PROVIDED MATERIAL section start

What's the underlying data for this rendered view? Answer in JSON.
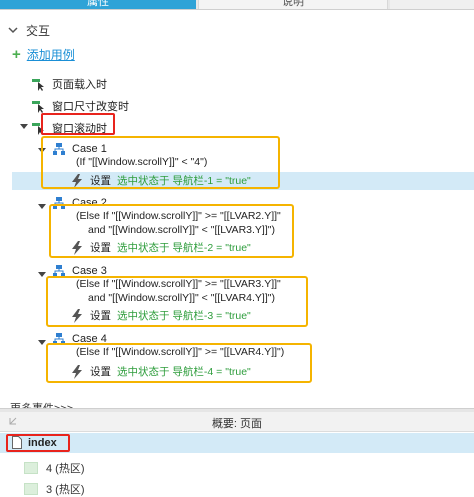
{
  "tabs": [
    {
      "label": "属性",
      "active": true
    },
    {
      "label": "说明",
      "active": false
    }
  ],
  "section": {
    "title": "交互"
  },
  "add_case": {
    "label": "添加用例"
  },
  "events": [
    {
      "label": "页面载入时"
    },
    {
      "label": "窗口尺寸改变时"
    },
    {
      "label": "窗口滚动时"
    }
  ],
  "cases": [
    {
      "name": "Case 1",
      "condition_lines": [
        "(If \"[[Window.scrollY]]\" < \"4\")"
      ],
      "action": {
        "verb": "设置",
        "detail": "选中状态于 导航栏-1 = \"true\""
      }
    },
    {
      "name": "Case 2",
      "condition_lines": [
        "(Else If \"[[Window.scrollY]]\" >= \"[[LVAR2.Y]]\"",
        "and \"[[Window.scrollY]]\" < \"[[LVAR3.Y]]\")"
      ],
      "action": {
        "verb": "设置",
        "detail": "选中状态于 导航栏-2 = \"true\""
      }
    },
    {
      "name": "Case 3",
      "condition_lines": [
        "(Else If \"[[Window.scrollY]]\" >= \"[[LVAR3.Y]]\"",
        "and \"[[Window.scrollY]]\" < \"[[LVAR4.Y]]\")"
      ],
      "action": {
        "verb": "设置",
        "detail": "选中状态于 导航栏-3 = \"true\""
      }
    },
    {
      "name": "Case 4",
      "condition_lines": [
        "(Else If \"[[Window.scrollY]]\" >= \"[[LVAR4.Y]]\")"
      ],
      "action": {
        "verb": "设置",
        "detail": "选中状态于 导航栏-4 = \"true\""
      }
    }
  ],
  "more_events": "更多事件>>>",
  "outline": {
    "title": "概要: 页面",
    "root": "index",
    "items": [
      {
        "label": "4 (热区)"
      },
      {
        "label": "3 (热区)"
      }
    ]
  },
  "colors": {
    "accent_blue": "#2fa3d7",
    "selection": "#d3eaf7",
    "action_green": "#2e9d3c",
    "highlight_red": "#e8241d",
    "highlight_orange": "#f5b400"
  }
}
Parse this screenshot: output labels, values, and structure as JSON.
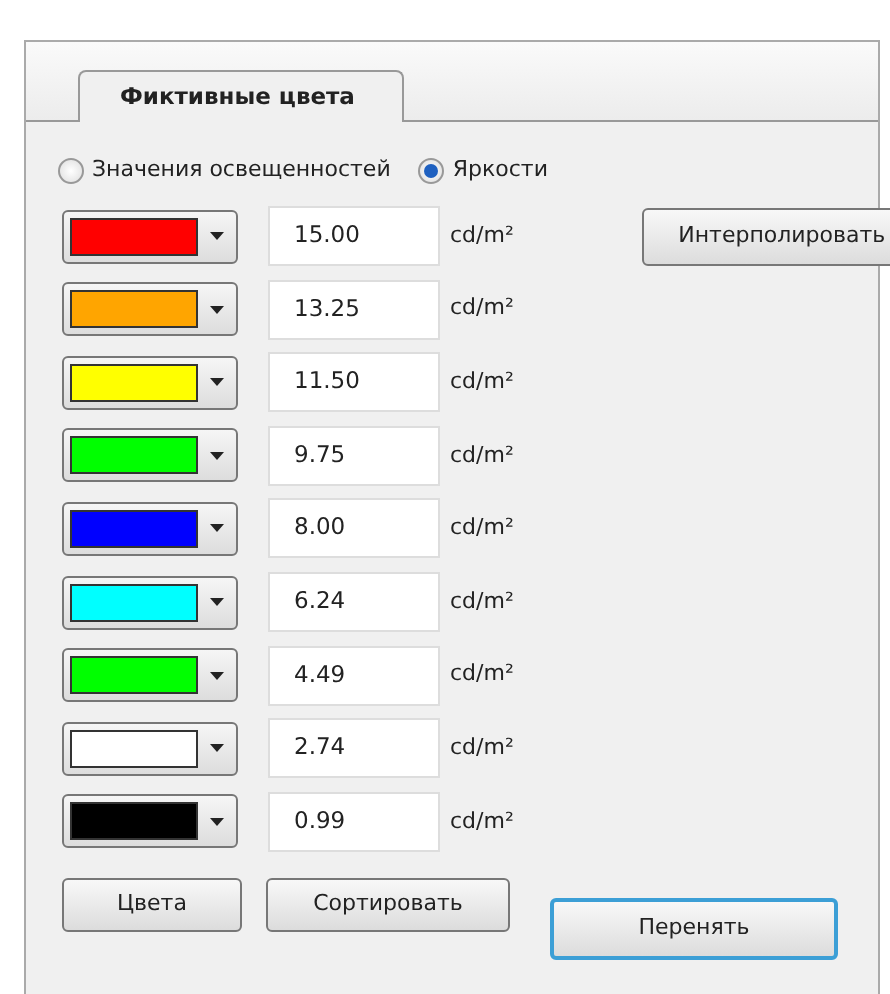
{
  "tabs": [
    {
      "label": "Фиктивные цвета",
      "selected": true
    }
  ],
  "mode_options": [
    {
      "label": "Значения освещенностей",
      "selected": false
    },
    {
      "label": "Яркости",
      "selected": true
    }
  ],
  "levels": [
    {
      "color": "#ff0000",
      "value": "15.00",
      "unit": "cd/m²"
    },
    {
      "color": "#ffa500",
      "value": "13.25",
      "unit": "cd/m²"
    },
    {
      "color": "#ffff00",
      "value": "11.50",
      "unit": "cd/m²"
    },
    {
      "color": "#00ff00",
      "value": "9.75",
      "unit": "cd/m²"
    },
    {
      "color": "#0000ff",
      "value": "8.00",
      "unit": "cd/m²"
    },
    {
      "color": "#00ffff",
      "value": "6.24",
      "unit": "cd/m²"
    },
    {
      "color": "#00ff00",
      "value": "4.49",
      "unit": "cd/m²"
    },
    {
      "color": "#ffffff",
      "value": "2.74",
      "unit": "cd/m²"
    },
    {
      "color": "#000000",
      "value": "0.99",
      "unit": "cd/m²"
    }
  ],
  "interpolate_button": "Интерполировать",
  "bottom_buttons": [
    {
      "label": "Цвета",
      "default": false
    },
    {
      "label": "Сортировать",
      "default": false
    },
    {
      "label": "Перенять",
      "default": true
    }
  ]
}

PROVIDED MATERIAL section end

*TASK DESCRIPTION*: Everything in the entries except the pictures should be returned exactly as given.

*WRITTEN RESPONSE*:
What's the underlying data for this rendered view? Answer in JSON.
{
  "tabs": [
    {
      "label": "属性",
      "active": true
    },
    {
      "label": "说明",
      "active": false
    }
  ],
  "section": {
    "title": "交互"
  },
  "add_case": {
    "label": "添加用例"
  },
  "events": [
    {
      "label": "页面载入时"
    },
    {
      "label": "窗口尺寸改变时"
    },
    {
      "label": "窗口滚动时"
    }
  ],
  "cases": [
    {
      "name": "Case 1",
      "condition_lines": [
        "(If \"[[Window.scrollY]]\" < \"4\")"
      ],
      "action": {
        "verb": "设置",
        "detail": "选中状态于 导航栏-1 = \"true\""
      }
    },
    {
      "name": "Case 2",
      "condition_lines": [
        "(Else If \"[[Window.scrollY]]\" >= \"[[LVAR2.Y]]\"",
        "and \"[[Window.scrollY]]\" < \"[[LVAR3.Y]]\")"
      ],
      "action": {
        "verb": "设置",
        "detail": "选中状态于 导航栏-2 = \"true\""
      }
    },
    {
      "name": "Case 3",
      "condition_lines": [
        "(Else If \"[[Window.scrollY]]\" >= \"[[LVAR3.Y]]\"",
        "and \"[[Window.scrollY]]\" < \"[[LVAR4.Y]]\")"
      ],
      "action": {
        "verb": "设置",
        "detail": "选中状态于 导航栏-3 = \"true\""
      }
    },
    {
      "name": "Case 4",
      "condition_lines": [
        "(Else If \"[[Window.scrollY]]\" >= \"[[LVAR4.Y]]\")"
      ],
      "action": {
        "verb": "设置",
        "detail": "选中状态于 导航栏-4 = \"true\""
      }
    }
  ],
  "more_events": "更多事件>>>",
  "outline": {
    "title": "概要: 页面",
    "root": "index",
    "items": [
      {
        "label": "4 (热区)"
      },
      {
        "label": "3 (热区)"
      }
    ]
  },
  "colors": {
    "accent_blue": "#2fa3d7",
    "selection": "#d3eaf7",
    "action_green": "#2e9d3c",
    "highlight_red": "#e8241d",
    "highlight_orange": "#f5b400"
  }
}
Parse this screenshot: output labels, values, and structure as JSON.
{
  "tabs": [
    {
      "label": "Фиктивные цвета",
      "selected": true
    }
  ],
  "mode_options": [
    {
      "label": "Значения освещенностей",
      "selected": false
    },
    {
      "label": "Яркости",
      "selected": true
    }
  ],
  "levels": [
    {
      "color": "#ff0000",
      "value": "15.00",
      "unit": "cd/m²"
    },
    {
      "color": "#ffa500",
      "value": "13.25",
      "unit": "cd/m²"
    },
    {
      "color": "#ffff00",
      "value": "11.50",
      "unit": "cd/m²"
    },
    {
      "color": "#00ff00",
      "value": "9.75",
      "unit": "cd/m²"
    },
    {
      "color": "#0000ff",
      "value": "8.00",
      "unit": "cd/m²"
    },
    {
      "color": "#00ffff",
      "value": "6.24",
      "unit": "cd/m²"
    },
    {
      "color": "#00ff00",
      "value": "4.49",
      "unit": "cd/m²"
    },
    {
      "color": "#ffffff",
      "value": "2.74",
      "unit": "cd/m²"
    },
    {
      "color": "#000000",
      "value": "0.99",
      "unit": "cd/m²"
    }
  ],
  "interpolate_button": "Интерполировать",
  "bottom_buttons": [
    {
      "label": "Цвета",
      "default": false
    },
    {
      "label": "Сортировать",
      "default": false
    },
    {
      "label": "Перенять",
      "default": true
    }
  ]
}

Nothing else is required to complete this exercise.